• SUPPLIED ENTRIES

»»

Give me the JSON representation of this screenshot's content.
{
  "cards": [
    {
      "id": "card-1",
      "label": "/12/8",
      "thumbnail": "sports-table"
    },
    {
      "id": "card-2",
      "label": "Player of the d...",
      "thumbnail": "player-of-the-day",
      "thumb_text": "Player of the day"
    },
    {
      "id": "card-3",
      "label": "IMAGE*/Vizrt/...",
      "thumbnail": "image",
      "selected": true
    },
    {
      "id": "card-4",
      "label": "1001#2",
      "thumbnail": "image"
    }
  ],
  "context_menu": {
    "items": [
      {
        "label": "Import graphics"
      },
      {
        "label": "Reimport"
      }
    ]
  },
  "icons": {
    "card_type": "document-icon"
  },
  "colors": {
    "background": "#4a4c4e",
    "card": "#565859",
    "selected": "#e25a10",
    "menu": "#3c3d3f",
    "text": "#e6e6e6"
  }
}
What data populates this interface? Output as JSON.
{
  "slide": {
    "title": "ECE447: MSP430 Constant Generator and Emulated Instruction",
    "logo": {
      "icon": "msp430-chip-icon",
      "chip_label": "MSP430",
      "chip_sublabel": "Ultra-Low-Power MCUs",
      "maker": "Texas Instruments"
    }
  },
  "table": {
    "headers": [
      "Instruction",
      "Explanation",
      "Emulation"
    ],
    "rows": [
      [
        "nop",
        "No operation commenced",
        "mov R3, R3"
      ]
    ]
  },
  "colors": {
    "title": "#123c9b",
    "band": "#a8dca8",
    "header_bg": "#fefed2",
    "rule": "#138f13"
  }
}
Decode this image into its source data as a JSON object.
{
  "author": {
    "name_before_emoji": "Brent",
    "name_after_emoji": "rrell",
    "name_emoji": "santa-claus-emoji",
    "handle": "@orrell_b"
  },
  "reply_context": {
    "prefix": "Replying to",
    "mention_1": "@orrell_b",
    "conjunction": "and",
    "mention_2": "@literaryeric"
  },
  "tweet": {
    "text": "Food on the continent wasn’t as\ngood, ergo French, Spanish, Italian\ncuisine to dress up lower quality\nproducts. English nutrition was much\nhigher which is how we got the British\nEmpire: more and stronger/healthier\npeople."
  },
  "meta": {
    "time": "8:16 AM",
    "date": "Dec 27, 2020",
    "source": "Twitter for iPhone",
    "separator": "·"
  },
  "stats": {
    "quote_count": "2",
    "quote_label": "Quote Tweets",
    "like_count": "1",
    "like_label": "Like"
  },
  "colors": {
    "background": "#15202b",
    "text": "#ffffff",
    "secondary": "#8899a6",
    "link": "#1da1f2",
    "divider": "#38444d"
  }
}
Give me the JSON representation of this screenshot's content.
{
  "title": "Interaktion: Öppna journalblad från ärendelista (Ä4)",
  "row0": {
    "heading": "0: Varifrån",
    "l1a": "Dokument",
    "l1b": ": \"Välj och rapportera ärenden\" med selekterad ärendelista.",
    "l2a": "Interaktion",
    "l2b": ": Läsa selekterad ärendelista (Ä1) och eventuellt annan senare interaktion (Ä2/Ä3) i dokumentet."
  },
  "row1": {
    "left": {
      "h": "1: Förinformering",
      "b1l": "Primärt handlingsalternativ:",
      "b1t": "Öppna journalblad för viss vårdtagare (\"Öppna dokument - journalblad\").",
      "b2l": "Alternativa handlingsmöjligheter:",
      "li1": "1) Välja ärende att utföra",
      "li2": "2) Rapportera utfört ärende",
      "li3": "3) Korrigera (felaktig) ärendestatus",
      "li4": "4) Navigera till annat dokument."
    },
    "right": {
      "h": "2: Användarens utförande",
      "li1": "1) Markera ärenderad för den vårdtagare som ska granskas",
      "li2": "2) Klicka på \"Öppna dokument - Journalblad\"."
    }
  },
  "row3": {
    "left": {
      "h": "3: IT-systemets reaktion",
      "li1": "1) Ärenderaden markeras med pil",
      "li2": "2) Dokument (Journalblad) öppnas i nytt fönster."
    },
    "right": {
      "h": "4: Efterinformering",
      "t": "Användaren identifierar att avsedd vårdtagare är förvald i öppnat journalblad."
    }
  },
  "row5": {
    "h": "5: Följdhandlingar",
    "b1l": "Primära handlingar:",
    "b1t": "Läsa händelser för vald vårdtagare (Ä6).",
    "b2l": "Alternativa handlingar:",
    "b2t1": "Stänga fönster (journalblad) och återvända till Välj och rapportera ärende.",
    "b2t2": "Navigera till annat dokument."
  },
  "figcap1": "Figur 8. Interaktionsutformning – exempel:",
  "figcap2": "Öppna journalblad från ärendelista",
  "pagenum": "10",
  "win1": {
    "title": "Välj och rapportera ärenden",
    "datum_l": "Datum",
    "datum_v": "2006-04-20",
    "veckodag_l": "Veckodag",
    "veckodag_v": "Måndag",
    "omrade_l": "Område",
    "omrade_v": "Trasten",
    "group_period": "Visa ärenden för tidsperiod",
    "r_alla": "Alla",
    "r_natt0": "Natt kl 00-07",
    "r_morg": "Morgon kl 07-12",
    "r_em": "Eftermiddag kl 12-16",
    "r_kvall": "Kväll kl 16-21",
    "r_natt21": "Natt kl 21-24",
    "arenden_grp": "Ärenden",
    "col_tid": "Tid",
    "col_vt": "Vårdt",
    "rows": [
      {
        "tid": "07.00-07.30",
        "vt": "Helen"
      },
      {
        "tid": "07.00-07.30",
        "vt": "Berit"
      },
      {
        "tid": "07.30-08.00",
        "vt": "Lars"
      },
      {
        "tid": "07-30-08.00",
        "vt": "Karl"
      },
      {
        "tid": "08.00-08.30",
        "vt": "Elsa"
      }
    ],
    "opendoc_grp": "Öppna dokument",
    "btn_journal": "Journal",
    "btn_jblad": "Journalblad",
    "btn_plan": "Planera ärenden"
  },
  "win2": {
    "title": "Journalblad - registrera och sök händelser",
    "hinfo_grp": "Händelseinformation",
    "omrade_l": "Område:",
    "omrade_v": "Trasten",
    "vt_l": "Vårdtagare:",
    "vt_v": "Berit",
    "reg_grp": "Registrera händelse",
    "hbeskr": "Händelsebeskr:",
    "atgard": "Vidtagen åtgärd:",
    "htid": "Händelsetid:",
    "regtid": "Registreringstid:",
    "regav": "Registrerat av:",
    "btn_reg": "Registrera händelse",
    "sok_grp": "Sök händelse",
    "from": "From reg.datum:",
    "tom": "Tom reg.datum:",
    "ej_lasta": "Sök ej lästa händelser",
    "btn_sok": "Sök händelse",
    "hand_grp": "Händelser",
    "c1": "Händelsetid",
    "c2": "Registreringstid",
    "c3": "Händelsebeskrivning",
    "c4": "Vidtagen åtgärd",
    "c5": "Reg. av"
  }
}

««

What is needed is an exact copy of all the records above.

Give me the JSON representation of this screenshot's content.
{
  "cards": [
    {
      "id": "card-1",
      "label": "/12/8",
      "thumbnail": "sports-table"
    },
    {
      "id": "card-2",
      "label": "Player of the d...",
      "thumbnail": "player-of-the-day",
      "thumb_text": "Player of the day"
    },
    {
      "id": "card-3",
      "label": "IMAGE*/Vizrt/...",
      "thumbnail": "image",
      "selected": true
    },
    {
      "id": "card-4",
      "label": "1001#2",
      "thumbnail": "image"
    }
  ],
  "context_menu": {
    "items": [
      {
        "label": "Import graphics"
      },
      {
        "label": "Reimport"
      }
    ]
  },
  "icons": {
    "card_type": "document-icon"
  },
  "colors": {
    "background": "#4a4c4e",
    "card": "#565859",
    "selected": "#e25a10",
    "menu": "#3c3d3f",
    "text": "#e6e6e6"
  }
}
What data populates this interface? Output as JSON.
{
  "slide": {
    "title": "ECE447: MSP430 Constant Generator and Emulated Instruction",
    "logo": {
      "icon": "msp430-chip-icon",
      "chip_label": "MSP430",
      "chip_sublabel": "Ultra-Low-Power MCUs",
      "maker": "Texas Instruments"
    }
  },
  "table": {
    "headers": [
      "Instruction",
      "Explanation",
      "Emulation"
    ],
    "rows": [
      [
        "nop",
        "No operation commenced",
        "mov R3, R3"
      ]
    ]
  },
  "colors": {
    "title": "#123c9b",
    "band": "#a8dca8",
    "header_bg": "#fefed2",
    "rule": "#138f13"
  }
}
Decode this image into its source data as a JSON object.
{
  "author": {
    "name_before_emoji": "Brent",
    "name_after_emoji": "rrell",
    "name_emoji": "santa-claus-emoji",
    "handle": "@orrell_b"
  },
  "reply_context": {
    "prefix": "Replying to",
    "mention_1": "@orrell_b",
    "conjunction": "and",
    "mention_2": "@literaryeric"
  },
  "tweet": {
    "text": "Food on the continent wasn’t as\ngood, ergo French, Spanish, Italian\ncuisine to dress up lower quality\nproducts. English nutrition was much\nhigher which is how we got the British\nEmpire: more and stronger/healthier\npeople."
  },
  "meta": {
    "time": "8:16 AM",
    "date": "Dec 27, 2020",
    "source": "Twitter for iPhone",
    "separator": "·"
  },
  "stats": {
    "quote_count": "2",
    "quote_label": "Quote Tweets",
    "like_count": "1",
    "like_label": "Like"
  },
  "colors": {
    "background": "#15202b",
    "text": "#ffffff",
    "secondary": "#8899a6",
    "link": "#1da1f2",
    "divider": "#38444d"
  }
}
Give me the JSON representation of this screenshot's content.
{
  "title": "Interaktion: Öppna journalblad från ärendelista (Ä4)",
  "row0": {
    "heading": "0: Varifrån",
    "l1a": "Dokument",
    "l1b": ": \"Välj och rapportera ärenden\" med selekterad ärendelista.",
    "l2a": "Interaktion",
    "l2b": ": Läsa selekterad ärendelista (Ä1) och eventuellt annan senare interaktion (Ä2/Ä3) i dokumentet."
  },
  "row1": {
    "left": {
      "h": "1: Förinformering",
      "b1l": "Primärt handlingsalternativ:",
      "b1t": "Öppna journalblad för viss vårdtagare (\"Öppna dokument - journalblad\").",
      "b2l": "Alternativa handlingsmöjligheter:",
      "li1": "1) Välja ärende att utföra",
      "li2": "2) Rapportera utfört ärende",
      "li3": "3) Korrigera (felaktig) ärendestatus",
      "li4": "4) Navigera till annat dokument."
    },
    "right": {
      "h": "2: Användarens utförande",
      "li1": "1) Markera ärenderad för den vårdtagare som ska granskas",
      "li2": "2) Klicka på \"Öppna dokument - Journalblad\"."
    }
  },
  "row3": {
    "left": {
      "h": "3: IT-systemets reaktion",
      "li1": "1) Ärenderaden markeras med pil",
      "li2": "2) Dokument (Journalblad) öppnas i nytt fönster."
    },
    "right": {
      "h": "4: Efterinformering",
      "t": "Användaren identifierar att avsedd vårdtagare är förvald i öppnat journalblad."
    }
  },
  "row5": {
    "h": "5: Följdhandlingar",
    "b1l": "Primära handlingar:",
    "b1t": "Läsa händelser för vald vårdtagare (Ä6).",
    "b2l": "Alternativa handlingar:",
    "b2t1": "Stänga fönster (journalblad) och återvända till Välj och rapportera ärende.",
    "b2t2": "Navigera till annat dokument."
  },
  "figcap1": "Figur 8. Interaktionsutformning – exempel:",
  "figcap2": "Öppna journalblad från ärendelista",
  "pagenum": "10",
  "win1": {
    "title": "Välj och rapportera ärenden",
    "datum_l": "Datum",
    "datum_v": "2006-04-20",
    "veckodag_l": "Veckodag",
    "veckodag_v": "Måndag",
    "omrade_l": "Område",
    "omrade_v": "Trasten",
    "group_period": "Visa ärenden för tidsperiod",
    "r_alla": "Alla",
    "r_natt0": "Natt kl 00-07",
    "r_morg": "Morgon kl 07-12",
    "r_em": "Eftermiddag kl 12-16",
    "r_kvall": "Kväll kl 16-21",
    "r_natt21": "Natt kl 21-24",
    "arenden_grp": "Ärenden",
    "col_tid": "Tid",
    "col_vt": "Vårdt",
    "rows": [
      {
        "tid": "07.00-07.30",
        "vt": "Helen"
      },
      {
        "tid": "07.00-07.30",
        "vt": "Berit"
      },
      {
        "tid": "07.30-08.00",
        "vt": "Lars"
      },
      {
        "tid": "07-30-08.00",
        "vt": "Karl"
      },
      {
        "tid": "08.00-08.30",
        "vt": "Elsa"
      }
    ],
    "opendoc_grp": "Öppna dokument",
    "btn_journal": "Journal",
    "btn_jblad": "Journalblad",
    "btn_plan": "Planera ärenden"
  },
  "win2": {
    "title": "Journalblad - registrera och sök händelser",
    "hinfo_grp": "Händelseinformation",
    "omrade_l": "Område:",
    "omrade_v": "Trasten",
    "vt_l": "Vårdtagare:",
    "vt_v": "Berit",
    "reg_grp": "Registrera händelse",
    "hbeskr": "Händelsebeskr:",
    "atgard": "Vidtagen åtgärd:",
    "htid": "Händelsetid:",
    "regtid": "Registreringstid:",
    "regav": "Registrerat av:",
    "btn_reg": "Registrera händelse",
    "sok_grp": "Sök händelse",
    "from": "From reg.datum:",
    "tom": "Tom reg.datum:",
    "ej_lasta": "Sök ej lästa händelser",
    "btn_sok": "Sök händelse",
    "hand_grp": "Händelser",
    "c1": "Händelsetid",
    "c2": "Registreringstid",
    "c3": "Händelsebeskrivning",
    "c4": "Vidtagen åtgärd",
    "c5": "Reg. av"
  }
}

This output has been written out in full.